Washington: US aerospace giant Boeing on Thursday delayed the maiden flight of the 787 Dreamliner plane and pushed back first deliveries to early 2010 because of production and labour problems.
The six-month-postponement was the latest setback for the Dreamliner project that was launched in 2004 with a record order from All Nippon Airways.
Now the Japanese launch customer will not receive delivery until the first quarter of 2010, roughly two years later than initially promised.
Boeing pushed back the 787’s first flight into the second quarter of 2009 from the current fourth quarter. Deliveries most recently had been slated to begin in the third quarter of 2009.
“The new schedule reflects the impact of disruption caused by the recent machinists’ strike along with the requirement to replace certain fasteners in early production airplanes,” the company said in a statement.
Boeing indicated on 4 November it would postpone the first test flight of the Dreamliner because of problems with fasteners and a crippling 58-day machinists strike that had ended two days earlier, but at the time provided no new schedule.
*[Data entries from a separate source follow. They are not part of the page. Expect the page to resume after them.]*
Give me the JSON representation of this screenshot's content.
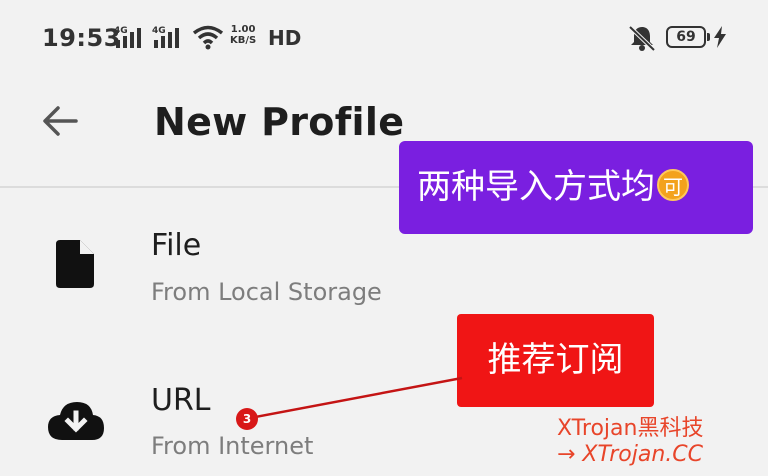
{
  "status_bar": {
    "time": "19:53",
    "network_a": "4G",
    "network_b": "4G",
    "speed_value": "1.00",
    "speed_unit": "KB/S",
    "hd_label": "HD",
    "battery": "69"
  },
  "app_bar": {
    "title": "New Profile"
  },
  "items": [
    {
      "title": "File",
      "subtitle": "From Local Storage"
    },
    {
      "title": "URL",
      "subtitle": "From Internet"
    }
  ],
  "annotations": {
    "banner_top": "两种导入方式均",
    "banner_top_coin": "可",
    "banner_recommend": "推荐订阅",
    "badge_number": "3",
    "watermark_line1": "XTrojan黑科技",
    "watermark_line2": "→ XTrojan.CC"
  },
  "colors": {
    "purple_banner": "#7a1fe0",
    "red_banner": "#f01515",
    "watermark": "#e8452a"
  }
}
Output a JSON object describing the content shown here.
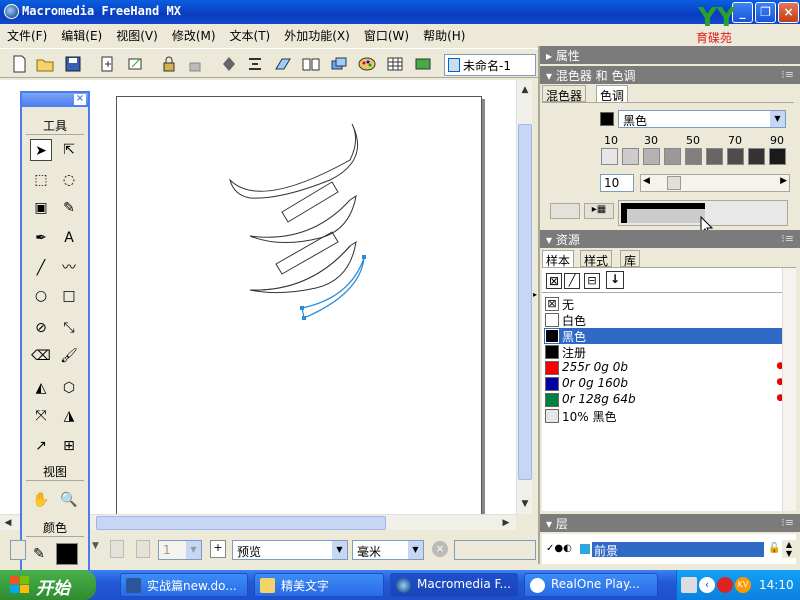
{
  "window": {
    "title": "Macromedia FreeHand MX"
  },
  "logo": {
    "text": "育碟苑",
    "letters": "YY"
  },
  "menu": [
    "文件(F)",
    "编辑(E)",
    "视图(V)",
    "修改(M)",
    "文本(T)",
    "外加功能(X)",
    "窗口(W)",
    "帮助(H)"
  ],
  "toolbar": {
    "document_selector": "未命名-1"
  },
  "tools_panel": {
    "section_tools": "工具",
    "section_view": "视图",
    "section_color": "颜色"
  },
  "status": {
    "view_mode": "预览",
    "units": "毫米",
    "page_number": "1"
  },
  "panels": {
    "properties": {
      "title": "属性"
    },
    "mixer": {
      "title": "混色器 和 色调",
      "tabs": [
        "混色器",
        "色调"
      ],
      "active_tab": "色调",
      "color_name": "黑色",
      "ticks": [
        "10",
        "30",
        "50",
        "70",
        "90"
      ],
      "tint_value": "10",
      "colors": {
        "black": "#000000"
      }
    },
    "assets": {
      "title": "资源",
      "tabs": [
        "样本",
        "样式",
        "库"
      ],
      "active_tab": "样本",
      "swatches": [
        {
          "name": "无",
          "color": "none"
        },
        {
          "name": "白色",
          "color": "#ffffff"
        },
        {
          "name": "黑色",
          "color": "#000000",
          "selected": true
        },
        {
          "name": "注册",
          "color": "#000000"
        },
        {
          "name": "255r 0g 0b",
          "color": "#ff0000",
          "italic": true
        },
        {
          "name": "0r 0g 160b",
          "color": "#0000a0",
          "italic": true
        },
        {
          "name": "0r 128g 64b",
          "color": "#008040",
          "italic": true
        },
        {
          "name": "10% 黑色",
          "color": "#e6e6e6"
        }
      ]
    },
    "layers": {
      "title": "层",
      "layer_name": "前景"
    }
  },
  "taskbar": {
    "start_label": "开始",
    "tasks": [
      "实战篇new.do...",
      "精美文字",
      "Macromedia F...",
      "RealOne Play..."
    ],
    "clock": "14:10"
  }
}
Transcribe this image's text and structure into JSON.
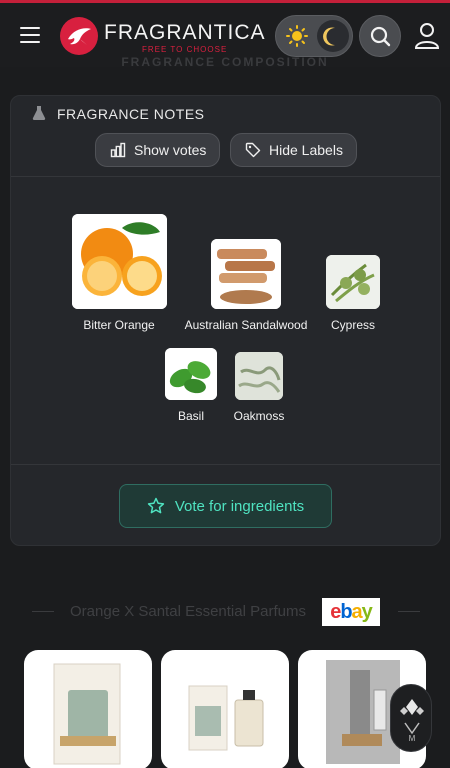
{
  "header": {
    "brand": "FRAGRANTICA",
    "tagline": "FREE TO CHOOSE",
    "section_ghost": "FRAGRANCE COMPOSITION"
  },
  "notes_card": {
    "title": "FRAGRANCE NOTES",
    "show_votes_label": "Show votes",
    "hide_labels_label": "Hide Labels",
    "notes": [
      {
        "name": "Bitter Orange"
      },
      {
        "name": "Australian Sandalwood"
      },
      {
        "name": "Cypress"
      },
      {
        "name": "Basil"
      },
      {
        "name": "Oakmoss"
      }
    ],
    "vote_label": "Vote for ingredients"
  },
  "shop": {
    "heading": "Orange X Santal Essential Parfums",
    "store_logo": "ebay"
  },
  "colors": {
    "brand_red": "#d8203f",
    "accent_teal": "#4fe3c1"
  }
}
Separately, Boeing announced a management shuffle that moved Scott Fancher, the head of the missile defense business, in charge of the 787 program. Fancher replaces Pat Shanahan, who will lead a program for all current production and development programs, including the Dreamliner.
The Chicago-based company’s announced delay sent its stock tumbling by 3.384% to $40.27 on the US stock market on Thursday. The Dow Jones Industrial Average slid 2.24% as investors fretted over a $14 billion rescue plan for the troubled US auto industry.
The aerospace group said it would provide Dreamliner customers with updated delivery schedules after evaluating the impact of the delay on delivery dates.
Boeing has staked its future on the Dreamliner, its first new model in more than a decade. The plane is competing with the new A380 superjumbo from European aircraft manufacturer Airbus in an aviation market reeling from the global financial crisis and falling demand.
Repeated delays in the Dreamliner program leave the manufacturer vulnerable to demands for compensation from irritated customers.
Boeing has 896 orders from 58 companies to date. All Nippon Airways (ANA), Japan’s second-largest carrier, was the first 787 customer, ordering 50 planes for about $6 billion in April 2004. Deliveries were initially scheduled to begin in 2008.
According to Boeing, the 787 will use 20% less fuel than today’s airplanes of comparable size because it is being built with plastic composites instead of aluminum.